Volkswagen says only a small group of employees were engaged in the cheating scandal that wiped out a massive part of the company’s market cap and destroyed a good chunk of its reputation.
Chairman Hans Dieter Poetsch said investigations into the scandal were going well, but the scandal was the result of a “chain of errors” and it would still take months to say which individuals were to blame.
The automotive manufacturer says it has agreed to take steps that would improve oversight of engine software development to avoid any future emission scandals in the future.
VW says it is also hoping to reach an agreement with US environmental authorities in the new few days or weeks. An agreement will allow VW to start the recall process of about 800,000 diesel-based vehicles in the US.
The company admitted in September that the scandal affects nearly 11 million vehicles worldwide. Most of those vehicles involved software cheats which allowed automobiles to pass emissions tests, although some vehicles also used hardware to cheat emissions systems.
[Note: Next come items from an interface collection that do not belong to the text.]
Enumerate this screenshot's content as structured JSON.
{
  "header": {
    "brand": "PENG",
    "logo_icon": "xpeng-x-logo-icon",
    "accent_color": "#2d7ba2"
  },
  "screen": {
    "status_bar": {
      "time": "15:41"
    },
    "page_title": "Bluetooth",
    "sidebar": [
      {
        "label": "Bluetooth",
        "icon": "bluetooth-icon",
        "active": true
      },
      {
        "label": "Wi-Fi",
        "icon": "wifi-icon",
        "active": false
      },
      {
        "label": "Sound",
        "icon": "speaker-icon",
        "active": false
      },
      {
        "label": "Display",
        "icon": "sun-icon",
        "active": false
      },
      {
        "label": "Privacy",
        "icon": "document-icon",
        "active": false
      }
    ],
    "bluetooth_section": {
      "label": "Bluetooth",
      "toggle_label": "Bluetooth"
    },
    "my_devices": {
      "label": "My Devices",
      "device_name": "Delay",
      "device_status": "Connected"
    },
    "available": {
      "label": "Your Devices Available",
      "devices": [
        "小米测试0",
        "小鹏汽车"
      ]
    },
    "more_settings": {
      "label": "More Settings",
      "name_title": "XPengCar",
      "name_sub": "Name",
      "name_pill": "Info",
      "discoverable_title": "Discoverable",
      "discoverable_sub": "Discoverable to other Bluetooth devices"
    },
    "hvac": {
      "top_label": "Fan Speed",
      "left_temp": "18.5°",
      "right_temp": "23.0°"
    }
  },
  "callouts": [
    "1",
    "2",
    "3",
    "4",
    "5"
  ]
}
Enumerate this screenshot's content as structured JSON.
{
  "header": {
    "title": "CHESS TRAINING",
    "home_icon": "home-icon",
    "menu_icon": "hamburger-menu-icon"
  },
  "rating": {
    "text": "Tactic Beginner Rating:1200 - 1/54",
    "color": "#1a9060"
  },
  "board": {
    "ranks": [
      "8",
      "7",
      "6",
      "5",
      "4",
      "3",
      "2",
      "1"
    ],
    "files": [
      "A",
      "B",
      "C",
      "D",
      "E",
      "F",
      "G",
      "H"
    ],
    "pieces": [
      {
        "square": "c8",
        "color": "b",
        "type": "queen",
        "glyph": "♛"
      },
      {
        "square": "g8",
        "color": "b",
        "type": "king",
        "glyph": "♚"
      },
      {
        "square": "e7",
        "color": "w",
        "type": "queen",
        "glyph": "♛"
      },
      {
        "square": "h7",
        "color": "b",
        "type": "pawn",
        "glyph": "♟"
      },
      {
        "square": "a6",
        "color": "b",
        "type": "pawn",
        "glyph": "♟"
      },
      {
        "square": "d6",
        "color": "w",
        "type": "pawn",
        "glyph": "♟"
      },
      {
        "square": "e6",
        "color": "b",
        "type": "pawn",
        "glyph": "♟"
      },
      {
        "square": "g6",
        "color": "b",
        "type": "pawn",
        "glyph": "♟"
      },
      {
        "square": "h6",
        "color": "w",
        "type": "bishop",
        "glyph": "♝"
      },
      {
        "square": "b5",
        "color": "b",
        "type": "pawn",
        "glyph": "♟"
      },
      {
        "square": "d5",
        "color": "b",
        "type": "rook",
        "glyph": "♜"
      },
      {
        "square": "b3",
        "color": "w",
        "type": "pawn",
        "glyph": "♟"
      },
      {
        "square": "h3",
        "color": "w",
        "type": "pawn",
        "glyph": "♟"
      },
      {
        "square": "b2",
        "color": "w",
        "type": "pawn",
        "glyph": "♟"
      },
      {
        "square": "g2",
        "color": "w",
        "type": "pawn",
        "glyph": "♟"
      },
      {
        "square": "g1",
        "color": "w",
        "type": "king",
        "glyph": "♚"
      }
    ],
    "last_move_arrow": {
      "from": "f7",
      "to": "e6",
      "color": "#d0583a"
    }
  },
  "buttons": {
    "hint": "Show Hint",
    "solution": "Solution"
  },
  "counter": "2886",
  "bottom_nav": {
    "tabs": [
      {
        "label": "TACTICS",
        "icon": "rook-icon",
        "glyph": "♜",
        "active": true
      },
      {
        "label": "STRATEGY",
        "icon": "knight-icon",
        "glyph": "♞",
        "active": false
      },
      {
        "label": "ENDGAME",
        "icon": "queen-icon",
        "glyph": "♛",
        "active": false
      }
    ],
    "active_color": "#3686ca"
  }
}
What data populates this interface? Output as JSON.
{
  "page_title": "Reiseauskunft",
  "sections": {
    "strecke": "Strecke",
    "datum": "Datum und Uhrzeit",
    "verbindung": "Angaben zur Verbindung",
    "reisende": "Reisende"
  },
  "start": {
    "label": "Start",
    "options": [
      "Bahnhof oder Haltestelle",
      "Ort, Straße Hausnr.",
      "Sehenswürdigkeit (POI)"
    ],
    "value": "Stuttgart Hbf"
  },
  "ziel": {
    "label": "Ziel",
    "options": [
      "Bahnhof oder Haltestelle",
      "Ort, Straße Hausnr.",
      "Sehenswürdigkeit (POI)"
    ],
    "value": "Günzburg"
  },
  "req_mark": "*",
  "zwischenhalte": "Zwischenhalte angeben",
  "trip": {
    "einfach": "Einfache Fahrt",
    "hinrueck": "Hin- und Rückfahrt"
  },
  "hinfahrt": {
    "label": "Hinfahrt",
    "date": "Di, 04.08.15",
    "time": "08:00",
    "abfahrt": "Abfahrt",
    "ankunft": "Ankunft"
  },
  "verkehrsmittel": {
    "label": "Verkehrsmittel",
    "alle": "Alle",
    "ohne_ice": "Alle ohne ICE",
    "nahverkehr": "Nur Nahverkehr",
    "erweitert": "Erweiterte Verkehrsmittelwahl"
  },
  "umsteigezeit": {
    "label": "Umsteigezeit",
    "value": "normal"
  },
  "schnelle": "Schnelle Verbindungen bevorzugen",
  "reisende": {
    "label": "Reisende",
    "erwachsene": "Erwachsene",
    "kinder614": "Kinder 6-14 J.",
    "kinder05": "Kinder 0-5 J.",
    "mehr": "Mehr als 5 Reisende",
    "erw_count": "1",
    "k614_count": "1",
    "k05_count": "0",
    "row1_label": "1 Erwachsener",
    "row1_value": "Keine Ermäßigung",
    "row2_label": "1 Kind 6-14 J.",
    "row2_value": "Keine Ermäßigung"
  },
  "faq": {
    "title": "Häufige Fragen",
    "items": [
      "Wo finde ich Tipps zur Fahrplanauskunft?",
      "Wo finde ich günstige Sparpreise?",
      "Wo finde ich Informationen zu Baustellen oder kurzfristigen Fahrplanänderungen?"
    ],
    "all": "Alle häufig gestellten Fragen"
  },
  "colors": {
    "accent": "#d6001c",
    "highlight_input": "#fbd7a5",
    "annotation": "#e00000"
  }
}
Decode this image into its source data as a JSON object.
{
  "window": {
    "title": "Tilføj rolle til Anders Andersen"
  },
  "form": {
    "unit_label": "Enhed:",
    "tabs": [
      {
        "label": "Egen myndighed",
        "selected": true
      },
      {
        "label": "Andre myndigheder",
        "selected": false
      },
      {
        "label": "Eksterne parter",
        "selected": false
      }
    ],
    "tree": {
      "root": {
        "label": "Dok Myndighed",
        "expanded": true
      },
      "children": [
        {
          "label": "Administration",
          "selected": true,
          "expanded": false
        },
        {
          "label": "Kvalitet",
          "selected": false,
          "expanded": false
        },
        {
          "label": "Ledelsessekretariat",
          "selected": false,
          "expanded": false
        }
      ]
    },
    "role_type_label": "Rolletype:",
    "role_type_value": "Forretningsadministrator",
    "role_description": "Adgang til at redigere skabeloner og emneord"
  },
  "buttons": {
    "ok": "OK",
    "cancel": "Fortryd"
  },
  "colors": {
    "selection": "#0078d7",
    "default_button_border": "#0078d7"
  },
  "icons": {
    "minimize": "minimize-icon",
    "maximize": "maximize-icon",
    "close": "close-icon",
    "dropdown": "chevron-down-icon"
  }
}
Even as the diesel scandal continues to boil over, sales at VW are up 3.5% on the year.
Increasing sales is a good sign for the company, especially as it prepares to spend upwards of $35 billion in fines and lawsuit settlements.